The awareness of God’s presence is a lot like a mother holding a baby. Think of a mother who might be wearing some kind of wrap or device in which a baby is held close to the body. As she carries the child through her activities, she may not be actively thinking about her child’s presence, especially as she focuses on what needs to be done. However, she has a general kind of awareness of the child which is in part instinct and also partially the effect of her devotion and love. Thus, intuitively she is aware of where the child is without explicitly thinking about him or her. We can have a similar kind of awareness of God’s presence in our lives throughout our day.
What often keeps us from this awareness is our failure to practice cultivating a life of prayer. The noise and pleasures of this world numb us to God’s presence. We become so filled with the things of this world that we fail to hunger and thirst for something more. Desire is important to cultivating this awareness, and if we do not desire this precious gift, we will probably not receive it. Many of us are simply not looking for anything more than what the world has to offer.

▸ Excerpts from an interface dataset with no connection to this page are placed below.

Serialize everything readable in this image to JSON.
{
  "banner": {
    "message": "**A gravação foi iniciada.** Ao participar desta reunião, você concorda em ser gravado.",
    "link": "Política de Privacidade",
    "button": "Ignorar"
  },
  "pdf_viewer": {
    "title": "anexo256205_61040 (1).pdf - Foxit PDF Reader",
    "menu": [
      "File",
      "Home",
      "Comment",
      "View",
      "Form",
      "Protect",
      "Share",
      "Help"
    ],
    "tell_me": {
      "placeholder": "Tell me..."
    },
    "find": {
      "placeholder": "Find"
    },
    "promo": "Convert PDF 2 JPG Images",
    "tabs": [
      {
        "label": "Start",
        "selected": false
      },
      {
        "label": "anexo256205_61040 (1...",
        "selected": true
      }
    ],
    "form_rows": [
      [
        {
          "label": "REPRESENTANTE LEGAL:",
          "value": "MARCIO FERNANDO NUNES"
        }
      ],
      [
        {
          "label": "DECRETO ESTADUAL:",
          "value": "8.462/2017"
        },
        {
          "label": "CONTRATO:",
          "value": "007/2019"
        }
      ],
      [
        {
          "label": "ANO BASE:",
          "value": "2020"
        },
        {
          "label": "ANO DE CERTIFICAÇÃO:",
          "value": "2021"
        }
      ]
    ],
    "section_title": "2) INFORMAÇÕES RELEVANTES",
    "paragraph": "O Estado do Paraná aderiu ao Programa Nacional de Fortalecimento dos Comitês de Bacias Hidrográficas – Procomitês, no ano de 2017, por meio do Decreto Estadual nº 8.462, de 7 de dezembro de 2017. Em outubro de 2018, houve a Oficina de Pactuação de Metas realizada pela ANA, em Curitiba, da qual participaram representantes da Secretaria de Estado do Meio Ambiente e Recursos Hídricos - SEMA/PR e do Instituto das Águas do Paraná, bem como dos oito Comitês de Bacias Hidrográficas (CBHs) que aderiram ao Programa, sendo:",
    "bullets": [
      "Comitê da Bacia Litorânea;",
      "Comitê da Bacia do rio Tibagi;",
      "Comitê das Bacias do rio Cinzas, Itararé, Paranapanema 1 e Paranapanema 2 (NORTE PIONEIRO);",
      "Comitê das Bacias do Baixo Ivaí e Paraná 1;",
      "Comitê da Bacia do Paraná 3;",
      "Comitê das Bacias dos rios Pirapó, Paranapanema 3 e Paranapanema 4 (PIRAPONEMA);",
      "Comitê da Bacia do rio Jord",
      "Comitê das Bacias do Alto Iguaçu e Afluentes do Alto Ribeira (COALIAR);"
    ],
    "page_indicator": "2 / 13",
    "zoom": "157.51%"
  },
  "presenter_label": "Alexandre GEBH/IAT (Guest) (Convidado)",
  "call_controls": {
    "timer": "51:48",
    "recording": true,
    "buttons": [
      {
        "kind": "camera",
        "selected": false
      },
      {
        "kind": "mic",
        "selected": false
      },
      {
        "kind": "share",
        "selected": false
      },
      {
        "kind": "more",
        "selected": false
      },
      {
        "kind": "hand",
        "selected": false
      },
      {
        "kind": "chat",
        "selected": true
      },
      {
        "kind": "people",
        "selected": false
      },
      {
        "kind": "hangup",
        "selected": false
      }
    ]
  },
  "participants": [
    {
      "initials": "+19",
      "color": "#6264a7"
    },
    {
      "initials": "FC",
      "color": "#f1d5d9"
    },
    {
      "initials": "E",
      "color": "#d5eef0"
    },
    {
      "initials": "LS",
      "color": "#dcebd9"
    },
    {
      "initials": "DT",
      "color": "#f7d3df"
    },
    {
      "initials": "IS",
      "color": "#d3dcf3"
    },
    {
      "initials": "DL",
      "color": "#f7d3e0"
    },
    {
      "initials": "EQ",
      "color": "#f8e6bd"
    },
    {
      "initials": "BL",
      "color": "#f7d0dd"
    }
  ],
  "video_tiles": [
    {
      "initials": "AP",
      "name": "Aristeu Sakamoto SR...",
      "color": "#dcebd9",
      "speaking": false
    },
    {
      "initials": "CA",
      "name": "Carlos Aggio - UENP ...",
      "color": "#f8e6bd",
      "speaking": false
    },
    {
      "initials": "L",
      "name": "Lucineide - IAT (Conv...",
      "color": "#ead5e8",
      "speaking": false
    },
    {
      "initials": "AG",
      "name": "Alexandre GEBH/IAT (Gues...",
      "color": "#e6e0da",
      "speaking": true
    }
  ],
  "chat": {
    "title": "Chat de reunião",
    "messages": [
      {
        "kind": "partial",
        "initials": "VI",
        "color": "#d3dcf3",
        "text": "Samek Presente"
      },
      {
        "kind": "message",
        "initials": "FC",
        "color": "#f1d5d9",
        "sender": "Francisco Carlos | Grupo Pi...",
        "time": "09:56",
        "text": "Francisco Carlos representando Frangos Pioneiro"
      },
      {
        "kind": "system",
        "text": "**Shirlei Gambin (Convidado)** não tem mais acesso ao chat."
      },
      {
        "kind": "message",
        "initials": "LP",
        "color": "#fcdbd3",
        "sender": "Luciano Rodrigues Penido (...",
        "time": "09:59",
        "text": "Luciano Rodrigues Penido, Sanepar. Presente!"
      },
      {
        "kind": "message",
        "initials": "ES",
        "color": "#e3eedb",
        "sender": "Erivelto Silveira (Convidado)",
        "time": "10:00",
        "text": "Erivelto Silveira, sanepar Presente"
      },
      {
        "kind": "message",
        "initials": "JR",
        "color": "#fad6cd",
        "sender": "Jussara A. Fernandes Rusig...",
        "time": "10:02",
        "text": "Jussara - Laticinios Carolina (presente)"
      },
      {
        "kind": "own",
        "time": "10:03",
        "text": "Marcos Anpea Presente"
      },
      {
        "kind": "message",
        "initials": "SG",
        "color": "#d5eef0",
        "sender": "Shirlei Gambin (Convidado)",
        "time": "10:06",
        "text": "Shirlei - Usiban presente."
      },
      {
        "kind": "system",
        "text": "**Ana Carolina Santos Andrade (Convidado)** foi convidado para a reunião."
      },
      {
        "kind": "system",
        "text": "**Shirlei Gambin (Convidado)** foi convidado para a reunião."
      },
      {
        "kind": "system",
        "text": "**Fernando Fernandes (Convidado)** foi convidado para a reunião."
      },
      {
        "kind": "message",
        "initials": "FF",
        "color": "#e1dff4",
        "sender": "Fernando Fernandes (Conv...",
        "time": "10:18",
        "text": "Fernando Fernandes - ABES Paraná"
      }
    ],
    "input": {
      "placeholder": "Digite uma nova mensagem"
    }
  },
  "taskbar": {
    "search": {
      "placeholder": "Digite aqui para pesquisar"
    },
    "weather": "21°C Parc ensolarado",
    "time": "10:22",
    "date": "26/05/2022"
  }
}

To cultivate a supernatural awareness of God’s presence does not mean that we reject the good things that God has given us. Rather, it means that we learn that created goods are meant to dispose us to receive Divine goods. Food, friendship, prestige, equanimity, health, and the other things of this world can be elevated and transformed in the life of grace. Part of this transformation is learning to be receptive to God in the moment by developing a life of prayer. Through formal prayer, we learn to tune our hearts to God’s presence. Particularly, in adoration we gaze into the mystery of Christ’s Eucharistic body, and we train the heart through faith to look past appearances and see the mystery of God present in the moment.
This practice must also include living a moral life. The interior stillness of communion with God is tied directly to how we relate to the others and to the world. Our life must be in harmony with the precepts given to us by God, not because they represent an arbitrary set of rules, but because they represent a deeper wisdom which leads to authentic human flourishing. God longs for us to be happy, but not simply happy in the sense of the immediate gratification of the senses. True happiness is deeper; it persists in good times and bad.
Like our relationship with our children, we must set time aside to simply be with our Lord. The devotion and love of a mother is a direct result of her gaze upon the child, her loving attention to the child. We must spend time to simply be with the one we love, our Lord Jesus Christ. In this way, our lives become marked not by the drudge of toil and obligation, but the spontaneity of love and devotion.